The Chinese military has relocated vehicles seized from corrupt military officials to border areas for use by troops there.
“As of the end of September, all vehicles found in violation during the anti-graft campaign have been handed to troops stationed in remote border areas under harsh conditions such as Inner Mongolia, Xinjiang and Tibet,” according to China Military Online, a website owned by the People’s Liberation Army (PLA).
The report did not specify the number of vehicles or their models but said the transfer was ordered by a military meeting in June. It said the vehicles have been coated with camouflage paint and will be used for military training, war-time preparation and search and rescue purposes.
Vehicles used by military officials are a key area of the anti-corruption campaign, according to the website. Military regulation holds that only officers above a certain ranking can have access to passenger cars. But violations in recent years have been on the rise with officials not entitled to official cars driving around in luxury cars.
The report added that since the campaign started in late 2012, the military has said luxury cars should not have military plates and banned its officers from buying foreign made vehicles.
Corruption is said to be deep-rooted in China’s million-strong army. Opportunities for bribery exist in transfer of officers and men besides procurement of weapons and supplies. Recently, a Taiwan based newspaper had published details of the ‘going rates’ for transfers, based on information provided by officials arrested on charges of corruption.
The rates vary from the Yuan equivalent of US$500 to US$15000 for various levels of job transfers. Many mid-level and senior officials are reported to have amassed huge fortunes by indulging in corruption.
Luxury sedans and sport utility vehicles with PLA license plates became the most visible symbol of corruption in China which President Xi Jinping vowed to bring to an end when he assumed office. These big cars zipped through red lights with flashing lights and sirens blaring by elbowing other cars.

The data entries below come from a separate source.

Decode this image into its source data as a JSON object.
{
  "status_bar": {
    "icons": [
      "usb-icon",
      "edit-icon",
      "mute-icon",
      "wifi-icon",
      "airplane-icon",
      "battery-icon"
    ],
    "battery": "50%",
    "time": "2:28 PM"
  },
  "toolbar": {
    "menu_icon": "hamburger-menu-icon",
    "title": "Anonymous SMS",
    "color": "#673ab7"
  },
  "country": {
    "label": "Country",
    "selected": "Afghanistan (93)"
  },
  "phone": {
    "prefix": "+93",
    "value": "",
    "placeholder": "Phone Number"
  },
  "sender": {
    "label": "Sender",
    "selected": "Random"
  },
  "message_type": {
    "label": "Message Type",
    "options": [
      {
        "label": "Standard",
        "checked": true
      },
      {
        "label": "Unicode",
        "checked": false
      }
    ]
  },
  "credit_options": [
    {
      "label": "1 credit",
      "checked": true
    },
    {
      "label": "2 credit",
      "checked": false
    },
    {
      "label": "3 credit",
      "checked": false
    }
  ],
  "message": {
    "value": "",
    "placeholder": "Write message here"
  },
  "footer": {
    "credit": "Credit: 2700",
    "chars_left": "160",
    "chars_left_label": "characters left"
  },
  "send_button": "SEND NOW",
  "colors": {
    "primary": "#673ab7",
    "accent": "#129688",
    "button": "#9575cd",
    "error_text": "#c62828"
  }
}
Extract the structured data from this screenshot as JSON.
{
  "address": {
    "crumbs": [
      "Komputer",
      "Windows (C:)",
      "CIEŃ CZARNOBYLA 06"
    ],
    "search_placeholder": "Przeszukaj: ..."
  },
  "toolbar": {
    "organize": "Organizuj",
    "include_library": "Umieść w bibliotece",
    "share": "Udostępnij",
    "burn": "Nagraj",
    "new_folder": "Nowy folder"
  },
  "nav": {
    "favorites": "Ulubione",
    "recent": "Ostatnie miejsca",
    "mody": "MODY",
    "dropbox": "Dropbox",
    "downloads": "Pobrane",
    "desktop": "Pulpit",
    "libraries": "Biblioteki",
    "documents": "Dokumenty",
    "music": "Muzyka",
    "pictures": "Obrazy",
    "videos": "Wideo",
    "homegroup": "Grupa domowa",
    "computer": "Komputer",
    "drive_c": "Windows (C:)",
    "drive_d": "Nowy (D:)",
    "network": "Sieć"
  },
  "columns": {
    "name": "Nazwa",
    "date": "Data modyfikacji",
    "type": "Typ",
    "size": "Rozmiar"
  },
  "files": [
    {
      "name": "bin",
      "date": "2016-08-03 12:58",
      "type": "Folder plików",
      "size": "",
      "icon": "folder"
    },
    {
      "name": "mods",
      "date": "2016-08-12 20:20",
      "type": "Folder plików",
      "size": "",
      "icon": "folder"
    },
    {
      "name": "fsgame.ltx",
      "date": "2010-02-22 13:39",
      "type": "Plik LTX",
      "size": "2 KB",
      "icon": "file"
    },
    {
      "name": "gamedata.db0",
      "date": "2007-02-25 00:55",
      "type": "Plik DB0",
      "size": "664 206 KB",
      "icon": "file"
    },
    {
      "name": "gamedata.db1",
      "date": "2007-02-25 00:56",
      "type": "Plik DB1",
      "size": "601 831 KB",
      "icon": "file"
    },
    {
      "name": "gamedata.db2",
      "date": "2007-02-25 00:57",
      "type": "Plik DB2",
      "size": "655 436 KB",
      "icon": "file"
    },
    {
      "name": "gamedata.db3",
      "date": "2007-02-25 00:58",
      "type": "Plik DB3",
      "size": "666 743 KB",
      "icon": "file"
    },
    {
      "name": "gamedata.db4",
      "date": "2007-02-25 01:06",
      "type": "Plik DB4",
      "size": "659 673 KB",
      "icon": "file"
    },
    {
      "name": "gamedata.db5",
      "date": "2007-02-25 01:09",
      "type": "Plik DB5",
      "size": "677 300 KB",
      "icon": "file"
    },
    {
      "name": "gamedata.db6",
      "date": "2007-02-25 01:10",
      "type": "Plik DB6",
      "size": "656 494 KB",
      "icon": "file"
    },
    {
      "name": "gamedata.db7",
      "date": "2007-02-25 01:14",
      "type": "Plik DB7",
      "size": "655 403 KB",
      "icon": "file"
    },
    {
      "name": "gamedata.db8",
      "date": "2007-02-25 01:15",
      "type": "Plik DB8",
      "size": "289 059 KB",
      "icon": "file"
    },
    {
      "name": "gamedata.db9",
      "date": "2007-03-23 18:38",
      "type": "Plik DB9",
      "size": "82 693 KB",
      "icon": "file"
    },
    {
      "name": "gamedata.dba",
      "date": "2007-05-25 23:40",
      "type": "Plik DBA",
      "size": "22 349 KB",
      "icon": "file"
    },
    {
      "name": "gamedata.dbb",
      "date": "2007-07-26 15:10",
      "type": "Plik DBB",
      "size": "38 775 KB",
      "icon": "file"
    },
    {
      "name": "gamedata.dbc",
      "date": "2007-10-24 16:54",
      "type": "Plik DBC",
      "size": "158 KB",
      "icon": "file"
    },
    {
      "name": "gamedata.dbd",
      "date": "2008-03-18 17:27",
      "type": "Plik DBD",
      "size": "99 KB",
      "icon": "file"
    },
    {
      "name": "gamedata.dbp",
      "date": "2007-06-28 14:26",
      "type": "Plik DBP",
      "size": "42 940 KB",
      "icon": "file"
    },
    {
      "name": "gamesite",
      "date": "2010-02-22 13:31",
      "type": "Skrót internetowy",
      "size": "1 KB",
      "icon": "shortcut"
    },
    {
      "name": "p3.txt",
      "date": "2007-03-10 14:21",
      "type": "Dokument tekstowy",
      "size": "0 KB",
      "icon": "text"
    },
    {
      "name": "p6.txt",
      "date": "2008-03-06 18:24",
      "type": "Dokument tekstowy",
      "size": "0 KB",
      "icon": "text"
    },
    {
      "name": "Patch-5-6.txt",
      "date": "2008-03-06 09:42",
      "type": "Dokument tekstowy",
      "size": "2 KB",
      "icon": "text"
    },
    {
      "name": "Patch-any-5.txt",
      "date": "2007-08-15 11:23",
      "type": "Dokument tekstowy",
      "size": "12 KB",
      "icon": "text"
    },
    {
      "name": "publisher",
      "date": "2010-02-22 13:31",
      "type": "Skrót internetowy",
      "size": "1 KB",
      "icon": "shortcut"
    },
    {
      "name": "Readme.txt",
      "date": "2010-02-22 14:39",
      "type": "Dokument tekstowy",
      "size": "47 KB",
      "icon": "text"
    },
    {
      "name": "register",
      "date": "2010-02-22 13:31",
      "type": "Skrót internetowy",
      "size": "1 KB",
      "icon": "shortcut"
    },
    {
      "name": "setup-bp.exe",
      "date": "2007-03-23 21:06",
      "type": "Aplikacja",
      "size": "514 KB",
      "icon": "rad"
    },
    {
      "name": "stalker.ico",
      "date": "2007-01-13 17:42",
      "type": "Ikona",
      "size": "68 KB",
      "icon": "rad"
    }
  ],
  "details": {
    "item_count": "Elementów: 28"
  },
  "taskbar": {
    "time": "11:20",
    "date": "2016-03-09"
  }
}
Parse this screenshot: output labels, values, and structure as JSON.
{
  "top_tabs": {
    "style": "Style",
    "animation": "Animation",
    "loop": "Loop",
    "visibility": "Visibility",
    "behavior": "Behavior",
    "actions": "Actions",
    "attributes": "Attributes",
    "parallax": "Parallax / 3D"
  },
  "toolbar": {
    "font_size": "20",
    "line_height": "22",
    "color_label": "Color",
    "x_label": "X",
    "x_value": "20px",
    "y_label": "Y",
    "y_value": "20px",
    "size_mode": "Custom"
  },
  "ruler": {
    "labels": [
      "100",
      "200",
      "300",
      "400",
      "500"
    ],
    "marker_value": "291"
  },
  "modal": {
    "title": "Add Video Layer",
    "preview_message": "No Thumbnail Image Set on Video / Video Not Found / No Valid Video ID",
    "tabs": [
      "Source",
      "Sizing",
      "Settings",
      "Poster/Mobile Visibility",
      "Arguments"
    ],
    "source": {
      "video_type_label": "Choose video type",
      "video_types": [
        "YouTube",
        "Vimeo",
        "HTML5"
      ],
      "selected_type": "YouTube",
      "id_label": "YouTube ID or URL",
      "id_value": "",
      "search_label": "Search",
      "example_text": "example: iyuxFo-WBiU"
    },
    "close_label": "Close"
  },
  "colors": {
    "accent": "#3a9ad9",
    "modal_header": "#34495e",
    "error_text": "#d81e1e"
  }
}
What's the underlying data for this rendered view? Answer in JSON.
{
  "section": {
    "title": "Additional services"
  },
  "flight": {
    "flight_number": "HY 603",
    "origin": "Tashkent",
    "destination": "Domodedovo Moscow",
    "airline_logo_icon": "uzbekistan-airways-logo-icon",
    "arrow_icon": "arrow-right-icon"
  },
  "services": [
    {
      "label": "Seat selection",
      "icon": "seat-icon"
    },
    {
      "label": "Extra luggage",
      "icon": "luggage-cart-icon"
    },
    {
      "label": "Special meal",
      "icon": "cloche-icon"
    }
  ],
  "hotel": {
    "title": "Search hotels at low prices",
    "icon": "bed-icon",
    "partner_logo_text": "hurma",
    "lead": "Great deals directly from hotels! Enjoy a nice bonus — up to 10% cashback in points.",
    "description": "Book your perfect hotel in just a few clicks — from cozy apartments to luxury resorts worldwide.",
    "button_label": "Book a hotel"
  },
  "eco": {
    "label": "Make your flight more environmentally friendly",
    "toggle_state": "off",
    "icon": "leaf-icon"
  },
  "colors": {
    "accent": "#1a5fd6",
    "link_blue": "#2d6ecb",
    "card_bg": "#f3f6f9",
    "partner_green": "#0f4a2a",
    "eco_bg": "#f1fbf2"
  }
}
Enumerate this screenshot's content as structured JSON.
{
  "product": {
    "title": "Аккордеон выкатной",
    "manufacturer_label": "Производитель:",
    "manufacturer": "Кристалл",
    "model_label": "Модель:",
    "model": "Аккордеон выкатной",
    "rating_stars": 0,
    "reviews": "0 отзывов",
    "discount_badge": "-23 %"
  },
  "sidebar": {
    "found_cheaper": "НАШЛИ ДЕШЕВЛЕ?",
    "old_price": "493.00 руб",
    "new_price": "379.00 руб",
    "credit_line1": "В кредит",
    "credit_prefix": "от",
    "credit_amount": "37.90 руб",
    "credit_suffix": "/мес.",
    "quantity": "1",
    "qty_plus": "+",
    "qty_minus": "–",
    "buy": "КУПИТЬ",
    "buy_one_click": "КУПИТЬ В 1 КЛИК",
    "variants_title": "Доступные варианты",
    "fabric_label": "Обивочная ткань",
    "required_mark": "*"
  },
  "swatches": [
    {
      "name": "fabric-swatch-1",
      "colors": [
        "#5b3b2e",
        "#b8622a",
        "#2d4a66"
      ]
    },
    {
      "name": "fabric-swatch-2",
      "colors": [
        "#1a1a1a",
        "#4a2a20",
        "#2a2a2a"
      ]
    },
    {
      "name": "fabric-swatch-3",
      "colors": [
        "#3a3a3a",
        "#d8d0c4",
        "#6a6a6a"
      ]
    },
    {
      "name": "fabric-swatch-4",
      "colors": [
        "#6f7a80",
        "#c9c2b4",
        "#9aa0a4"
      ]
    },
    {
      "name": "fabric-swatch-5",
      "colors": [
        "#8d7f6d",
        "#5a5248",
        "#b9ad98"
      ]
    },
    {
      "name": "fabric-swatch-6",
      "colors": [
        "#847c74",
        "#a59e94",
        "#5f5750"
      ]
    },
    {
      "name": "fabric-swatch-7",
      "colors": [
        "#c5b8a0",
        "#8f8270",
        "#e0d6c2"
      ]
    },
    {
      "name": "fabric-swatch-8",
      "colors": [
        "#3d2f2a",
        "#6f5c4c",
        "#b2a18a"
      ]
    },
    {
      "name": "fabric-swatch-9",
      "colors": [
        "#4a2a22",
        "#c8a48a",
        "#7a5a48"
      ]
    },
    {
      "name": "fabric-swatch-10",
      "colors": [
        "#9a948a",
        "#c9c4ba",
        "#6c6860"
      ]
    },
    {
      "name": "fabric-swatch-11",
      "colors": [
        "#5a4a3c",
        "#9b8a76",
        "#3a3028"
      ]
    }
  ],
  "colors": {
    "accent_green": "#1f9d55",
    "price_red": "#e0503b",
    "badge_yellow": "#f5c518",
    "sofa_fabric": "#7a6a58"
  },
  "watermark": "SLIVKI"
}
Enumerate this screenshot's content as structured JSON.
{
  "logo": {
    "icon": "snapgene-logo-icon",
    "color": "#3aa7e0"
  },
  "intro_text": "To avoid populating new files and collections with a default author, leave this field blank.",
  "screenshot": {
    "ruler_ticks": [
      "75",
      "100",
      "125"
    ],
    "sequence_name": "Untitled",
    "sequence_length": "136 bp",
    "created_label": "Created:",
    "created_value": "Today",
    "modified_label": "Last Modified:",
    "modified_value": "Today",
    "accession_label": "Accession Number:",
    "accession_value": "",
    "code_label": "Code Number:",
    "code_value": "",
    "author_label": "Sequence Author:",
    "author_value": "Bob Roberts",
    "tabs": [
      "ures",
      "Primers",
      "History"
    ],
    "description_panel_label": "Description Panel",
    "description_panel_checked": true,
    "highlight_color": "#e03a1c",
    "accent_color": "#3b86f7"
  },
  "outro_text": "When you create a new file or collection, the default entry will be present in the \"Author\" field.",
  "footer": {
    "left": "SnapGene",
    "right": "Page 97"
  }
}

Military officials bought luxury German, American and Japanese cars and SUVs, often with proceeds of corruption. These were fitted with military plates which the officers received thanks to their official position and then pushed their weight around on the streets of Beijing, Shanghai and other cities.
Many of these cars were also sold to non-military personnel who claimed the same privileges as military officials such as driving through toll gates without paying; not having to wait at traffic signals and even subsidized fuel.